Frequently Asked Questions

What is the Great Hall Project?

More than two decades after opening, the Great Hall beneath the iconic tented roof of Denver International Airport’s (DEN) Jeppesen Terminal needs updating to address today’s aviation needs. This project will greatly enhance security and improve passenger flow. The Great Hall project will include upgrades for Jeppesen Terminal, including escalators and elevators, restrooms and other infrastructure that is now almost 25 years old.  These renovations will allow the airport to recapture the original spirit of the terminal as a relaxing and vibrant experience, via new shops and restaurants, enhanced technology, ample seating and more.

Why is the Great Hall Project needed?

With the growth DEN is experiencing and the aging infrastructure, we must plan for the future. The facility is starting to age and needs major maintenance and upgrades. Jeppesen Terminal was built to serve only 50 million annual passengers and we served over 64 million passengers in 2018. Currently, TSA checkpoints are at capacity. The airport also has an underutilized and inefficient ticket lobby space and is lacking the adequate amount of concessionaires to accommodate projected passenger growth.

What will happen with the TSA checkpoints?

The Great Hall Project is designed to make the security screening process more efficient and less stressful for travelers. The project will greatly enhance security by moving today’s TSA screening checkpoints from Level 5 to Level 6 and create a new prototype for TSA that will increase passenger throughput and increase safety.

Today, DEN has 30 standard checkpoint lanes. When the Great Hall Project is complete, it will have 34 state-of-the-art automated screening lanes, which can increase capacity by 30%. The new checkpoints, which will be consolidated from three areas of the terminal into two, will feature increase queuing space.

What is the status of the contract with Great Hall Partners?

In 2017, DEN entered into a 34-year contract with Great Hall Partners (GHP) to renovate the terminal and manage defined areas after completion of construction. Construction began in July 2018. In August 2019, DEN is no longer confident that GHP can deliver this complex project while maintaining the operations. As a result, DEN has terminated the contract. 

It is still necessary to renovate the aging infrastructure of the terminal and DEN will continue with the project to provide a quality facility for our passengers and to accommodate the rapid growth of our airline partners as DEN continues to experience record-breaking traffic.

How much will it cost for DEN to end the contract with GHP?
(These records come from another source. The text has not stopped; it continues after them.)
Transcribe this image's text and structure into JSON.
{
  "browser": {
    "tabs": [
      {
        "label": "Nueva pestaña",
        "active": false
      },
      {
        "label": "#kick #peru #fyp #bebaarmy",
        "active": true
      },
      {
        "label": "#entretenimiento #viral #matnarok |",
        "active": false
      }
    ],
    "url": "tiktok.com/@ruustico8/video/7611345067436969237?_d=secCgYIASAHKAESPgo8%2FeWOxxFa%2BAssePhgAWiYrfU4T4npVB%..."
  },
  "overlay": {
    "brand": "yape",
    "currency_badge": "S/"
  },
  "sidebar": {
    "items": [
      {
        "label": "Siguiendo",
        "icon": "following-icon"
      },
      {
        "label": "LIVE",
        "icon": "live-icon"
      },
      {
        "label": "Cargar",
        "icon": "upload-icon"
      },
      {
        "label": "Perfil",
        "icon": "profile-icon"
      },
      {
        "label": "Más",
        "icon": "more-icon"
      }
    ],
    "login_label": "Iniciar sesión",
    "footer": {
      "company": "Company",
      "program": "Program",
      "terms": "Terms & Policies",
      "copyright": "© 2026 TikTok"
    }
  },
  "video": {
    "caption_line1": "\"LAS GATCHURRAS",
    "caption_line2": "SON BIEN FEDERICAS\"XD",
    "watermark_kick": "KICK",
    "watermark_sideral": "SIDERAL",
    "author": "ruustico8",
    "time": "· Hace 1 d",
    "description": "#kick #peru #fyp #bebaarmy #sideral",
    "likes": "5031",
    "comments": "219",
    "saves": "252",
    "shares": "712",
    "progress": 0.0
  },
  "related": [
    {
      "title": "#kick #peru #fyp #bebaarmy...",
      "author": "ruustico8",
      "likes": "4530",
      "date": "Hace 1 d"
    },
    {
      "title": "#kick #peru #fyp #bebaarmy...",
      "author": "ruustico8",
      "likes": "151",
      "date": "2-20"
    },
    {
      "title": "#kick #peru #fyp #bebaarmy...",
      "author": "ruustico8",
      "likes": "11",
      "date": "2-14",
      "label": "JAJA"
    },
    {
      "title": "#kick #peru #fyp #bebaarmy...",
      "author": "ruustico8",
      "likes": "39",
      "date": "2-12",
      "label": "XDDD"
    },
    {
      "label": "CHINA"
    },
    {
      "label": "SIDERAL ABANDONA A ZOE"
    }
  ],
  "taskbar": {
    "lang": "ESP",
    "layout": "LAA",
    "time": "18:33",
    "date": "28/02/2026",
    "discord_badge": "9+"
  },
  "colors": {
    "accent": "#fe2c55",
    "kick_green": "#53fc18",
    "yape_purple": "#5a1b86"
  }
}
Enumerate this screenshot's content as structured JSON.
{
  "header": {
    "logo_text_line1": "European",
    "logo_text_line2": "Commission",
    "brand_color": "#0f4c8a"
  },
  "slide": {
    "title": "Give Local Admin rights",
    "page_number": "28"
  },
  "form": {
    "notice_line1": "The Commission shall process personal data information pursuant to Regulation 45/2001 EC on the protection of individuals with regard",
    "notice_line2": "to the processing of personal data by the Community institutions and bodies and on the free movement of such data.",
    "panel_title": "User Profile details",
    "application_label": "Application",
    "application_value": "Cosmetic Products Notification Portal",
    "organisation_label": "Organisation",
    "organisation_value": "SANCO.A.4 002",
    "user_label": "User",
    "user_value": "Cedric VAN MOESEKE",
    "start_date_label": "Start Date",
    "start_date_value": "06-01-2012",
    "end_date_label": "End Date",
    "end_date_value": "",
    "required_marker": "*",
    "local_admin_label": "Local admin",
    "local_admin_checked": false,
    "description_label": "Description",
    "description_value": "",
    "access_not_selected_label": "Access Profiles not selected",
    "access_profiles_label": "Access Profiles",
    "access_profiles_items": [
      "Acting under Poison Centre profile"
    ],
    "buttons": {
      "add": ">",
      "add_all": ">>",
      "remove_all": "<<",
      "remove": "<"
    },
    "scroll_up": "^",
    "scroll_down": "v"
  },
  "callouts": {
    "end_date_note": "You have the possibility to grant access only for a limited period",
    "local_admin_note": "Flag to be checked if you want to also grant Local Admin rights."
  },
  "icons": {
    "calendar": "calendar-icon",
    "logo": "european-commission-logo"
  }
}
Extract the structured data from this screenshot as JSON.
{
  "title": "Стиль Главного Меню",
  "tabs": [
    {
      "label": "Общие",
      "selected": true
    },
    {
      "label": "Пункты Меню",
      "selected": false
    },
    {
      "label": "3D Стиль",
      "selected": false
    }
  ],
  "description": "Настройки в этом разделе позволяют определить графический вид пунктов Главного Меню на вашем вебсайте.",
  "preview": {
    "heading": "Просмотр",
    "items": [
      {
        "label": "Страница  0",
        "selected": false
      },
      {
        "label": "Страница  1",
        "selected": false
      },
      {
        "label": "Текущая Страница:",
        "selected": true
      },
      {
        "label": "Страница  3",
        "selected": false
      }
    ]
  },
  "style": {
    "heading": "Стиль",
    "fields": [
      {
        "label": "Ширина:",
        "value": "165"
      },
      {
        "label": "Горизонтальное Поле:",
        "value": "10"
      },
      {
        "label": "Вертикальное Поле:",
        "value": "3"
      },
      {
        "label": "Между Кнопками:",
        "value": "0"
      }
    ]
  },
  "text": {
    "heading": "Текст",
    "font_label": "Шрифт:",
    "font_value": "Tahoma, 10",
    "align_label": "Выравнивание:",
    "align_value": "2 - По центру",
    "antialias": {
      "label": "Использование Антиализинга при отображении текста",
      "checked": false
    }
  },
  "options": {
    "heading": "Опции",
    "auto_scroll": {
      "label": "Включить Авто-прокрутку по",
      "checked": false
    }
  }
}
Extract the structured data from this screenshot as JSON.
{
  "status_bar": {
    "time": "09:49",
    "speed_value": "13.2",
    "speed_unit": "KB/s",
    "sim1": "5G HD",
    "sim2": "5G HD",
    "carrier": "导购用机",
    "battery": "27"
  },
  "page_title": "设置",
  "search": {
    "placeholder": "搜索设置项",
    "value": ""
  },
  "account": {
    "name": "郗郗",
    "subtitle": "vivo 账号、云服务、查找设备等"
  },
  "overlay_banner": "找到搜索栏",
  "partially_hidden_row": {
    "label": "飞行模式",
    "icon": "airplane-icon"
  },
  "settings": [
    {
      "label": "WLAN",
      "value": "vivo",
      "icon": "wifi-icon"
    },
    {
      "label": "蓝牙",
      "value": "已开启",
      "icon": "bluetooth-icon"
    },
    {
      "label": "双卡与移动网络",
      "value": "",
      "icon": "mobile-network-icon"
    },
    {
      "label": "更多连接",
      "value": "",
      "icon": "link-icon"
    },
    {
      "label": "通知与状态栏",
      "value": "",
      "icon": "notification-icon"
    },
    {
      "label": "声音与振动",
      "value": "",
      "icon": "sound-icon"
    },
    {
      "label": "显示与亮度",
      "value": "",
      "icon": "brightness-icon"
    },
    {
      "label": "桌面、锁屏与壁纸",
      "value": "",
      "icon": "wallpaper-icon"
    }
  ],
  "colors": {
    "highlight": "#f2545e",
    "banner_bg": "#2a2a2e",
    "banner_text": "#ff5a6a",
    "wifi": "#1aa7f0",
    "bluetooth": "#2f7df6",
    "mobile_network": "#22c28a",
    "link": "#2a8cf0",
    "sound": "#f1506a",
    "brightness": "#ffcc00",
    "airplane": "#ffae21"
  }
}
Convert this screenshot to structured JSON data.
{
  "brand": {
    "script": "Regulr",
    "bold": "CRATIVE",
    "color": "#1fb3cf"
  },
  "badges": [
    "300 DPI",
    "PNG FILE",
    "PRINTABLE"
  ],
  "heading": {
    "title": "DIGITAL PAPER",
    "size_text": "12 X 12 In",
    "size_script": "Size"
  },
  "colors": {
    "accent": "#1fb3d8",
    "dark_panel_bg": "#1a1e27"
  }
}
DEN will fund 100 percent of the project moving forward by refunding GHP’s investment in the project (approximately 25% of the construction cost) along with the lost return on their investment.  In addition, the airport will pay for any outstanding invoices and costs related to work in place and materials procured, as well as certain termination costs related to contracts issued by GHP.

Will taxpayers be responsible for this construction in any way?

DEN is an enterprise of the City and County of Denver, so no taxpayer money is used from the city's general fund for any projects or operations at the airport.

What happens to the construction progress?

DEN has provided notice of contract termination to GHP. They have no later than 90 days to vacate the project (November 12). 

In October 2019, DEN selected Stantec as the preferred lead design firm for the Great Hall Project and Hensel Phelps as the preferred construction manager/general contractor for Phase I of the Great Hall Project. Both selections are pending Denver City Council approval. DEN is anticipating to continue construction by the first quarter of 2020. 

How will this change the project?

DEN intends to complete the design and construction at the original budget of $650M plus $120M contingency. DEN owns all design work and construction performed to date.

Moving forward, DEN will review the project plan, scope, schedule, and costs and decide the most efficient way to proceed. Adjustments will need to be made. This project will no longer be a P3 (public-private partnership).

Though termination of the GHP contract will result in some schedule delays, DEN is working to minimize any delays. As each phase of the project is completed, the area will be opened, so construction will be limited to specific areas in the terminal during the remaining construction phases.

What happens to the many subcontractors on the project?

DEN plans to continue to utilize local subcontractor partners as part of the project. They are familiar with the project and it’s most efficient to continue to work with them.

Regarding the concrete issues identified early in the project, is the airport safe?

In November 2018, concrete compression strength numbers were lower than originally reported. DEN acted quickly and hired outside experts to perform independent testing. In February 2019, these results determined that the concrete strengths were safe and construction on the terminal could continue.